"I’m pleased to say that, as a result of our discussions, the band have removed the offending photos and posted the following statement on their Facebook page:
STATEMENT FROM BETON
"Beton apologise for any offence caused by photos of our band members in tee shirts carrying the name of Ukrainian nationalist leader Stepan Bandera. We have removed the images from our Facebook page. We understand that perceptions of Bandera around the world are different form those held by many Ukrainians. We realise he is a very controversial figure. And we would like to clarify our position.
"Like many eastern European countries during the 20th century, Ukraine suffered greatly from being invaded by both Nazi Germany and the Soviet Union. Badera’s passion for Ukrainian independence led him to both collaborate with the Nazis and then turn against them when they tried to suppress the country. During the most troubling period in our nation’s history, Bandera was sent to a concentration camp for resisting the Nazis.
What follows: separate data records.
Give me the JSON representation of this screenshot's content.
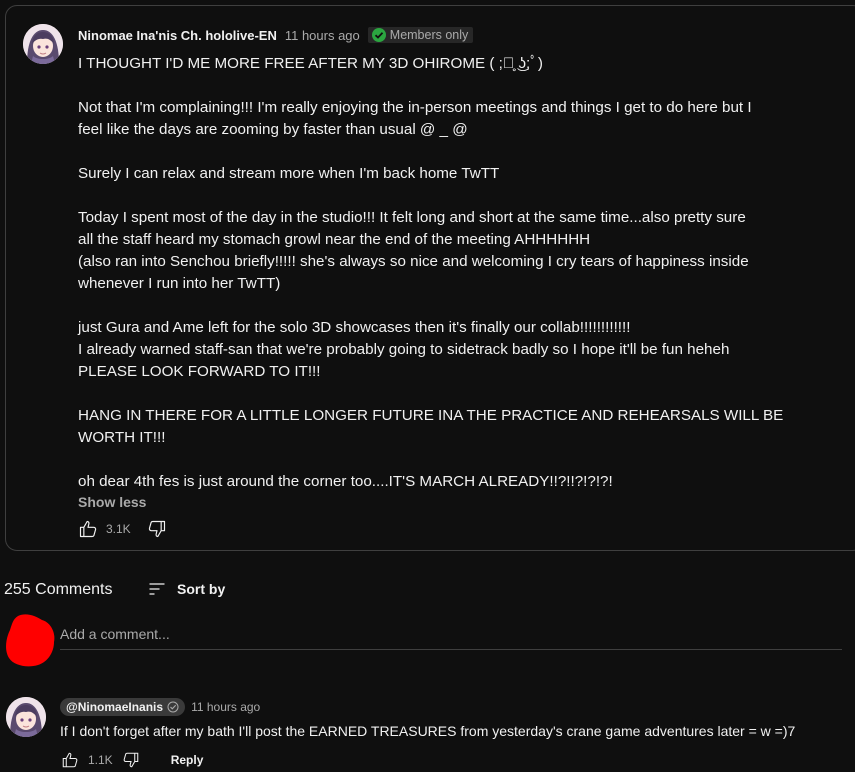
{
  "post": {
    "author": "Ninomae Ina'nis Ch. hololive-EN",
    "time": "11 hours ago",
    "members_badge": "Members only",
    "paragraphs": [
      {
        "lines": [
          "I THOUGHT I'D ME MORE FREE AFTER MY 3D OHIROME ( ;ﾟ̥ ͜ʖ;ﾟ)"
        ]
      },
      {
        "lines": [
          "Not that I'm complaining!!! I'm really enjoying the in-person meetings and things I get to do here but I",
          "feel like the days are zooming by faster than usual @ _ @"
        ]
      },
      {
        "lines": [
          "Surely I can relax and stream more when I'm back home TwTT"
        ]
      },
      {
        "lines": [
          "Today I spent most of the day in the studio!!! It felt long and short at the same time...also pretty sure",
          "all the staff heard my stomach growl near the end of the meeting AHHHHHH",
          "(also ran into Senchou briefly!!!!! she's always so nice and welcoming I cry tears of happiness inside",
          "whenever I run into her TwTT)"
        ]
      },
      {
        "lines": [
          "just Gura and Ame left for the solo 3D showcases then it's finally our collab!!!!!!!!!!!!",
          "I already warned staff-san that we're probably going to sidetrack badly so I hope it'll be fun heheh",
          "PLEASE LOOK FORWARD TO IT!!!"
        ]
      },
      {
        "lines": [
          "HANG IN THERE FOR A LITTLE LONGER FUTURE INA THE PRACTICE AND REHEARSALS WILL BE",
          "WORTH IT!!!"
        ]
      },
      {
        "lines": [
          "oh dear 4th fes is just around the corner too....IT'S MARCH ALREADY!!?!!?!?!?!"
        ]
      }
    ],
    "show_less": "Show less",
    "like_count": "3.1K",
    "icons": [
      "like-icon",
      "dislike-icon",
      "members-check-icon"
    ]
  },
  "comments": {
    "count_label": "255 Comments",
    "sort_label": "Sort by",
    "add_placeholder": "Add a comment..."
  },
  "reply": {
    "handle": "@NinomaeInanis",
    "time": "11 hours ago",
    "text": "If I don't forget after my bath I'll post the EARNED TREASURES from yesterday's crane game adventures later = w =)7",
    "like_count": "1.1K",
    "reply_label": "Reply"
  },
  "colors": {
    "background": "#0f0f0f",
    "card_border": "#3f3f3f",
    "text_primary": "#f1f1f1",
    "text_secondary": "#aaaaaa",
    "members_check": "#2ba640",
    "redaction": "#ff0000"
  }
}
"His experience is a reminder that our history is complex and we accept there are very dark chapters in it. Nonetheless, we believe that it is up to all Ukrainians, irrespective of their ethnic or religious affiliations, who finally have secured the opportunity to openly and democratically debate the legacy of their historical figures, to ensure that this debate includes acknowledging and accepting crimes that have been committed both against them as victims and by them as perpetrators.
"We need a national debate about our history and contested memory - exactly the kind of debate that would be impossible in Putin's Russia. The invader is trapped by the past, seeing everything through the prism of Russia’s imperial history. We in Ukraine are seeking to escape that prison and to take our place as a nation free to make our own democratic choices.
This is the Ukraine that we are fighting for – a place where people of all races and creeds can work together to build a nation free from oppression.
Slava Joe Strummer & The Clash! Slava Ukraini!"
- Lifestyle & Sports
- 28 Mar 23